      Furthermore, USD is the world's reserve currency and thus the fed is not bailing out the deflationary spiral just for the US economy but also the entire world, including all of the resource-reliant countries and emerging economies with USD-denominated debt. Their liquidity injection is thus not just in the context of their economy (10% or a month) but the whole world economy (2.5% or 9 days). Even their unprecedentedly huge promise of support in this context appears small.

      I do not have access to any relevant data, but I would be curious about the volume that is being traded and what it would be after stripping all of the momentum algos. Thin trading might be the reason for a relief rally combined with some short squeezes. I am sitting on my hands not doing anything and so are many people right now.

      After a month, I finally got paid some extra money this Wednesday and by now all of the things I wanted to buy are 20-40% higher than a week ago. I am not buying anything now and waiting for another pullback. Worst case, I will just save the money for next year's TFSA contribution.

  2. Here is an interesting and insightfull memo from Howard Marks about market timing and on how to invest when you want to strike the bottom of the market. The bottom line is a good buy is better than a perfect buy, don't go all-in with your cash load but go piece by piece.

    1. That's the only rational way. Because nobody knows when the real bottom is, you should just buy stocks when you know that they're at a good price. Maybe not the best price, but a very interesting price nonetheless. I defy anybody to propose a better approach than that.

  3. I like when there is a lot of volatility like now. I stay 100% invested, but when the market is not a bargain I am more invested in BRKB which is rock solid and not too expensive, so I am confortable having up to 25% of my money in it. And when there is a lot of bargain, I switch some of the money from BRKB to very cheap great and solid companies, like KMX, NVR and FIVE. And if the rebound seams too quick, I go back to BRKB. The idea is that when BRKB makes 20% moves, the others more volatiles companies makes 50% moves.

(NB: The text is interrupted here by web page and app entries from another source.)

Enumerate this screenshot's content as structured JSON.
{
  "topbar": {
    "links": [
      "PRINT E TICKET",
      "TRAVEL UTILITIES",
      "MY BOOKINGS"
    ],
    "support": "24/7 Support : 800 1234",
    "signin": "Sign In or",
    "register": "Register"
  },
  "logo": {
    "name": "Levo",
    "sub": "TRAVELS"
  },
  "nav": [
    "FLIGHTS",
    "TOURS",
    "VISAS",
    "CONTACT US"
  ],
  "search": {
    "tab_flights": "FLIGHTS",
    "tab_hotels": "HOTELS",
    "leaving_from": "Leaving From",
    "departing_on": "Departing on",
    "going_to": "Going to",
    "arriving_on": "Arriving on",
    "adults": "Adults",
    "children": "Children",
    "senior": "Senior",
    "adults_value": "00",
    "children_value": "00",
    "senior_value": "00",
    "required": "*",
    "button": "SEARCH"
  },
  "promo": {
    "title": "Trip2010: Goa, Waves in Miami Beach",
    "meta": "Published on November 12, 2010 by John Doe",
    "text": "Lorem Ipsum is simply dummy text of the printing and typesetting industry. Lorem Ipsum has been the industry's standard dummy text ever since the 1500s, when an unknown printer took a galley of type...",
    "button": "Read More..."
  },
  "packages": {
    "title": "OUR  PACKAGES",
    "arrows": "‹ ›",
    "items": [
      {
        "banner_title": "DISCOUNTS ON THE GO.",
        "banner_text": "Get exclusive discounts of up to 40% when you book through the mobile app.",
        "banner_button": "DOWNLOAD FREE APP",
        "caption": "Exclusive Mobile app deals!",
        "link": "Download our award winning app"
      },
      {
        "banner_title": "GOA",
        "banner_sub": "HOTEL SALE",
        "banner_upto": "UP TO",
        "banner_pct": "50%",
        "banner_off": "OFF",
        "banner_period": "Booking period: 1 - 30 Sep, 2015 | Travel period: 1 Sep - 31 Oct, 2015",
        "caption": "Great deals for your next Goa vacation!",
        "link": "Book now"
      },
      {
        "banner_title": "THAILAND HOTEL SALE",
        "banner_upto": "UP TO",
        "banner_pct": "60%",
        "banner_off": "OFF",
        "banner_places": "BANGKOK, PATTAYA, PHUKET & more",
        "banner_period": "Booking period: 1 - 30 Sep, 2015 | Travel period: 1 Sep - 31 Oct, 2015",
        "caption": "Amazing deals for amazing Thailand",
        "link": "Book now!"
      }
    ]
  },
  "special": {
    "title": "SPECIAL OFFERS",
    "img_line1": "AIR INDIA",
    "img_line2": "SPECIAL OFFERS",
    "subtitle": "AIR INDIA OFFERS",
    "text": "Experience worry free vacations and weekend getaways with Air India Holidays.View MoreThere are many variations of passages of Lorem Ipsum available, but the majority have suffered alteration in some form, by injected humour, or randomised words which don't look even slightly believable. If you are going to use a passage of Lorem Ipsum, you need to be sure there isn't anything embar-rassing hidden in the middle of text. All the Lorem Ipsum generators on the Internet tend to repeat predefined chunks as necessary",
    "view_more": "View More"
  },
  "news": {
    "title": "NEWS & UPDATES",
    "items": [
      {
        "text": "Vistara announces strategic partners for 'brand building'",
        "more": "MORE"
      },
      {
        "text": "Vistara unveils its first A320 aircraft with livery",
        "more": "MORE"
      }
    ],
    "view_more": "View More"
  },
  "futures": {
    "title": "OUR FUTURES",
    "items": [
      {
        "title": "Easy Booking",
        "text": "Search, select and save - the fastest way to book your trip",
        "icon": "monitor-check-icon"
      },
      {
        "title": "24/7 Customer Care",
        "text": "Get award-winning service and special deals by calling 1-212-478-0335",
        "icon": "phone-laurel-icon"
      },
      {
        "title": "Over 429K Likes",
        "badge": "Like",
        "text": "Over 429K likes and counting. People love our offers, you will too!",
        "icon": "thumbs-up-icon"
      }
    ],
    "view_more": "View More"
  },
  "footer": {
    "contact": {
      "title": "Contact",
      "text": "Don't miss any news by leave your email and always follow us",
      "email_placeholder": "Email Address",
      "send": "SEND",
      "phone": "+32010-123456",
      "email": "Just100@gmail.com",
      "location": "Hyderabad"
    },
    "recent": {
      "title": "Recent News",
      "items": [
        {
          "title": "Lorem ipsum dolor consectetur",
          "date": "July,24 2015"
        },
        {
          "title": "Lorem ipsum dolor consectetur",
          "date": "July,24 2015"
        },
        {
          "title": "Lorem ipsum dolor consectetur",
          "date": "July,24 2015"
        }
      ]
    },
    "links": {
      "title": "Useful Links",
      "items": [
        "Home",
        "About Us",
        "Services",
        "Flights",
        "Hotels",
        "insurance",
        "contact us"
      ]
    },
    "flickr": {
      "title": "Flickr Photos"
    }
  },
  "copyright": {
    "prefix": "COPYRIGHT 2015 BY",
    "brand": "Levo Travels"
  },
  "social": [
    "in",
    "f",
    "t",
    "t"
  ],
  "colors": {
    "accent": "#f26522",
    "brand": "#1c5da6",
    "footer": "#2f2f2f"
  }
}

So I try to have the 20% down with BRKB when stocks are not cheap and the 50% up when stocks are cheap. Maybe I have been lucky but I was able to do that in 2008-2009 and now.

  4. Whatever to Howard Marks. Takes him 9,000 words to tell us no can pick the absolute bottom. Geez, thanks. At least less honourable people like Bill Ackman state their call in real time in 12 words or less.